ENTRIES PROVIDED –
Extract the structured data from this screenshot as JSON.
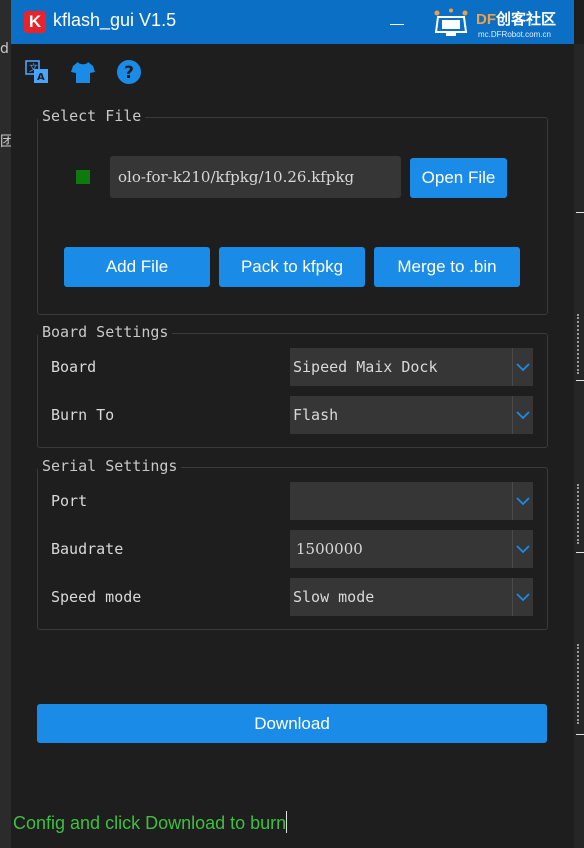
{
  "window": {
    "title": "kflash_gui V1.5",
    "app_icon_letter": "K",
    "accent_color": "#0b6fc6"
  },
  "watermark": {
    "brand_prefix": "DF",
    "brand_suffix": "创客社区",
    "url": "mc.DFRobot.com.cn"
  },
  "background_fragments": [
    "d",
    "团"
  ],
  "toolbar": {
    "icons": [
      "language-icon",
      "skin-icon",
      "help-icon"
    ]
  },
  "select_file": {
    "title": "Select File",
    "file_path": "olo-for-k210/kfpkg/10.26.kfpkg",
    "status_color": "#0c7a0c",
    "open_file_label": "Open File",
    "add_file_label": "Add File",
    "pack_label": "Pack to kfpkg",
    "merge_label": "Merge to .bin"
  },
  "board_settings": {
    "title": "Board Settings",
    "board_label": "Board",
    "board_value": "Sipeed Maix Dock",
    "burn_to_label": "Burn To",
    "burn_to_value": "Flash"
  },
  "serial_settings": {
    "title": "Serial Settings",
    "port_label": "Port",
    "port_value": "",
    "baudrate_label": "Baudrate",
    "baudrate_value": "1500000",
    "speed_mode_label": "Speed mode",
    "speed_mode_value": "Slow mode"
  },
  "download_label": "Download",
  "status_text": "Config and click Download to burn",
  "status_color": "#3fbf3f"
}
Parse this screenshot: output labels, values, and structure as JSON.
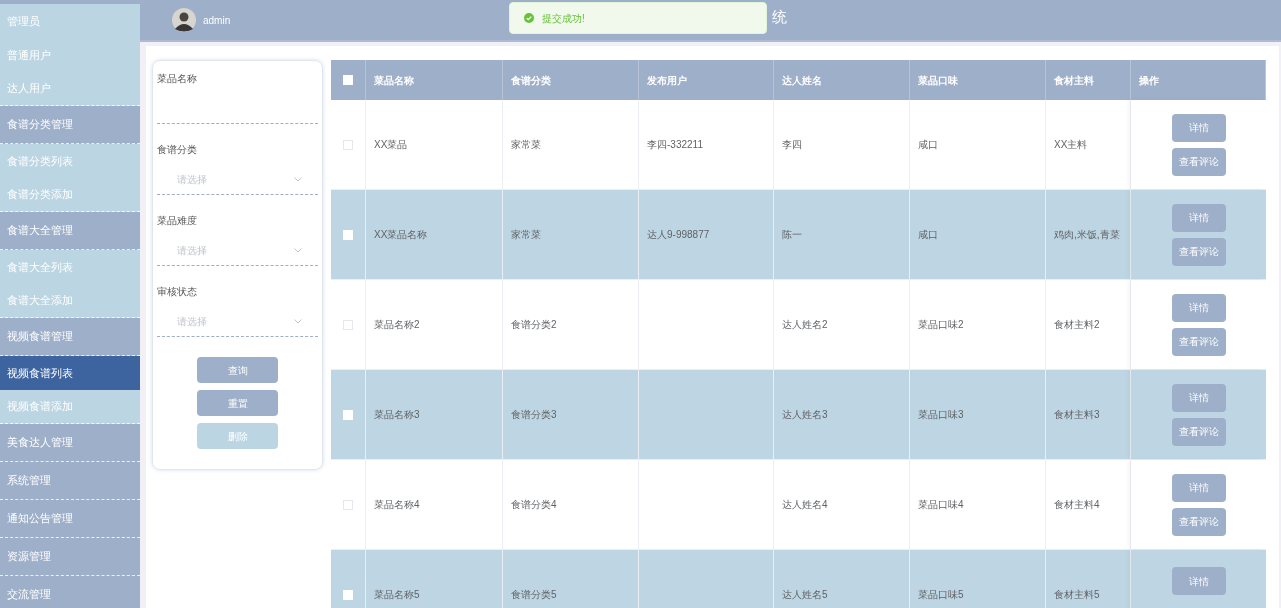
{
  "sidebar": {
    "items": [
      {
        "label": "管理员",
        "kind": "sub",
        "selected": false
      },
      {
        "label": "普通用户",
        "kind": "sub",
        "selected": false
      },
      {
        "label": "达人用户",
        "kind": "sub",
        "selected": false
      },
      {
        "label": "食谱分类管理",
        "kind": "header",
        "selected": false
      },
      {
        "label": "食谱分类列表",
        "kind": "sub",
        "selected": false
      },
      {
        "label": "食谱分类添加",
        "kind": "sub",
        "selected": false
      },
      {
        "label": "食谱大全管理",
        "kind": "header",
        "selected": false
      },
      {
        "label": "食谱大全列表",
        "kind": "sub",
        "selected": false
      },
      {
        "label": "食谱大全添加",
        "kind": "sub",
        "selected": false
      },
      {
        "label": "视频食谱管理",
        "kind": "header",
        "selected": false
      },
      {
        "label": "视频食谱列表",
        "kind": "sub",
        "selected": true
      },
      {
        "label": "视频食谱添加",
        "kind": "sub",
        "selected": false
      },
      {
        "label": "美食达人管理",
        "kind": "header",
        "selected": false
      },
      {
        "label": "系统管理",
        "kind": "header",
        "selected": false
      },
      {
        "label": "通知公告管理",
        "kind": "header",
        "selected": false
      },
      {
        "label": "资源管理",
        "kind": "header",
        "selected": false
      },
      {
        "label": "交流管理",
        "kind": "header",
        "selected": false
      }
    ]
  },
  "header": {
    "username": "admin",
    "title": "统"
  },
  "toast": {
    "message": "提交成功!"
  },
  "filters": {
    "fields": [
      {
        "label": "菜品名称",
        "kind": "text"
      },
      {
        "label": "食谱分类",
        "kind": "select",
        "placeholder": "请选择"
      },
      {
        "label": "菜品难度",
        "kind": "select",
        "placeholder": "请选择"
      },
      {
        "label": "审核状态",
        "kind": "select",
        "placeholder": "请选择"
      }
    ],
    "buttons": [
      {
        "label": "查询",
        "disabled": false
      },
      {
        "label": "重置",
        "disabled": false
      },
      {
        "label": "删除",
        "disabled": true
      }
    ]
  },
  "table": {
    "select_all": {
      "checked": false
    },
    "columns": [
      "菜品名称",
      "食谱分类",
      "发布用户",
      "达人姓名",
      "菜品口味",
      "食材主料",
      "操作"
    ],
    "rows": [
      {
        "checked": false,
        "cells": [
          "XX菜品",
          "家常菜",
          "李四-332211",
          "李四",
          "咸口",
          "XX主料"
        ],
        "actions": [
          "详情",
          "查看评论"
        ]
      },
      {
        "checked": false,
        "cells": [
          "XX菜品名称",
          "家常菜",
          "达人9-998877",
          "陈一",
          "咸口",
          "鸡肉,米饭,青菜"
        ],
        "actions": [
          "详情",
          "查看评论"
        ]
      },
      {
        "checked": false,
        "cells": [
          "菜品名称2",
          "食谱分类2",
          "",
          "达人姓名2",
          "菜品口味2",
          "食材主料2"
        ],
        "actions": [
          "详情",
          "查看评论"
        ]
      },
      {
        "checked": false,
        "cells": [
          "菜品名称3",
          "食谱分类3",
          "",
          "达人姓名3",
          "菜品口味3",
          "食材主料3"
        ],
        "actions": [
          "详情",
          "查看评论"
        ]
      },
      {
        "checked": false,
        "cells": [
          "菜品名称4",
          "食谱分类4",
          "",
          "达人姓名4",
          "菜品口味4",
          "食材主料4"
        ],
        "actions": [
          "详情",
          "查看评论"
        ]
      },
      {
        "checked": false,
        "cells": [
          "菜品名称5",
          "食谱分类5",
          "",
          "达人姓名5",
          "菜品口味5",
          "食材主料5"
        ],
        "actions": [
          "详情"
        ]
      }
    ]
  }
}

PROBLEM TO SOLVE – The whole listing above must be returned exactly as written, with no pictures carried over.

RESPONSE –
Extract the structured data from this screenshot as JSON.
{
  "window": {
    "title": "kflash_gui V1.5",
    "app_icon_letter": "K",
    "accent_color": "#0b6fc6"
  },
  "watermark": {
    "brand_prefix": "DF",
    "brand_suffix": "创客社区",
    "url": "mc.DFRobot.com.cn"
  },
  "background_fragments": [
    "d",
    "团"
  ],
  "toolbar": {
    "icons": [
      "language-icon",
      "skin-icon",
      "help-icon"
    ]
  },
  "select_file": {
    "title": "Select File",
    "file_path": "olo-for-k210/kfpkg/10.26.kfpkg",
    "status_color": "#0c7a0c",
    "open_file_label": "Open File",
    "add_file_label": "Add File",
    "pack_label": "Pack to kfpkg",
    "merge_label": "Merge to .bin"
  },
  "board_settings": {
    "title": "Board Settings",
    "board_label": "Board",
    "board_value": "Sipeed Maix Dock",
    "burn_to_label": "Burn To",
    "burn_to_value": "Flash"
  },
  "serial_settings": {
    "title": "Serial Settings",
    "port_label": "Port",
    "port_value": "",
    "baudrate_label": "Baudrate",
    "baudrate_value": "1500000",
    "speed_mode_label": "Speed mode",
    "speed_mode_value": "Slow mode"
  },
  "download_label": "Download",
  "status_text": "Config and click Download to burn",
  "status_color": "#3fbf3f"
}
Parse this screenshot: output labels, values, and structure as JSON.
{
  "sidebar": {
    "items": [
      {
        "label": "管理员",
        "kind": "sub",
        "selected": false
      },
      {
        "label": "普通用户",
        "kind": "sub",
        "selected": false
      },
      {
        "label": "达人用户",
        "kind": "sub",
        "selected": false
      },
      {
        "label": "食谱分类管理",
        "kind": "header",
        "selected": false
      },
      {
        "label": "食谱分类列表",
        "kind": "sub",
        "selected": false
      },
      {
        "label": "食谱分类添加",
        "kind": "sub",
        "selected": false
      },
      {
        "label": "食谱大全管理",
        "kind": "header",
        "selected": false
      },
      {
        "label": "食谱大全列表",
        "kind": "sub",
        "selected": false
      },
      {
        "label": "食谱大全添加",
        "kind": "sub",
        "selected": false
      },
      {
        "label": "视频食谱管理",
        "kind": "header",
        "selected": false
      },
      {
        "label": "视频食谱列表",
        "kind": "sub",
        "selected": true
      },
      {
        "label": "视频食谱添加",
        "kind": "sub",
        "selected": false
      },
      {
        "label": "美食达人管理",
        "kind": "header",
        "selected": false
      },
      {
        "label": "系统管理",
        "kind": "header",
        "selected": false
      },
      {
        "label": "通知公告管理",
        "kind": "header",
        "selected": false
      },
      {
        "label": "资源管理",
        "kind": "header",
        "selected": false
      },
      {
        "label": "交流管理",
        "kind": "header",
        "selected": false
      }
    ]
  },
  "header": {
    "username": "admin",
    "title": "统"
  },
  "toast": {
    "message": "提交成功!"
  },
  "filters": {
    "fields": [
      {
        "label": "菜品名称",
        "kind": "text"
      },
      {
        "label": "食谱分类",
        "kind": "select",
        "placeholder": "请选择"
      },
      {
        "label": "菜品难度",
        "kind": "select",
        "placeholder": "请选择"
      },
      {
        "label": "审核状态",
        "kind": "select",
        "placeholder": "请选择"
      }
    ],
    "buttons": [
      {
        "label": "查询",
        "disabled": false
      },
      {
        "label": "重置",
        "disabled": false
      },
      {
        "label": "删除",
        "disabled": true
      }
    ]
  },
  "table": {
    "select_all": {
      "checked": false
    },
    "columns": [
      "菜品名称",
      "食谱分类",
      "发布用户",
      "达人姓名",
      "菜品口味",
      "食材主料",
      "操作"
    ],
    "rows": [
      {
        "checked": false,
        "cells": [
          "XX菜品",
          "家常菜",
          "李四-332211",
          "李四",
          "咸口",
          "XX主料"
        ],
        "actions": [
          "详情",
          "查看评论"
        ]
      },
      {
        "checked": false,
        "cells": [
          "XX菜品名称",
          "家常菜",
          "达人9-998877",
          "陈一",
          "咸口",
          "鸡肉,米饭,青菜"
        ],
        "actions": [
          "详情",
          "查看评论"
        ]
      },
      {
        "checked": false,
        "cells": [
          "菜品名称2",
          "食谱分类2",
          "",
          "达人姓名2",
          "菜品口味2",
          "食材主料2"
        ],
        "actions": [
          "详情",
          "查看评论"
        ]
      },
      {
        "checked": false,
        "cells": [
          "菜品名称3",
          "食谱分类3",
          "",
          "达人姓名3",
          "菜品口味3",
          "食材主料3"
        ],
        "actions": [
          "详情",
          "查看评论"
        ]
      },
      {
        "checked": false,
        "cells": [
          "菜品名称4",
          "食谱分类4",
          "",
          "达人姓名4",
          "菜品口味4",
          "食材主料4"
        ],
        "actions": [
          "详情",
          "查看评论"
        ]
      },
      {
        "checked": false,
        "cells": [
          "菜品名称5",
          "食谱分类5",
          "",
          "达人姓名5",
          "菜品口味5",
          "食材主料5"
        ],
        "actions": [
          "详情"
        ]
      }
    ]
  }
}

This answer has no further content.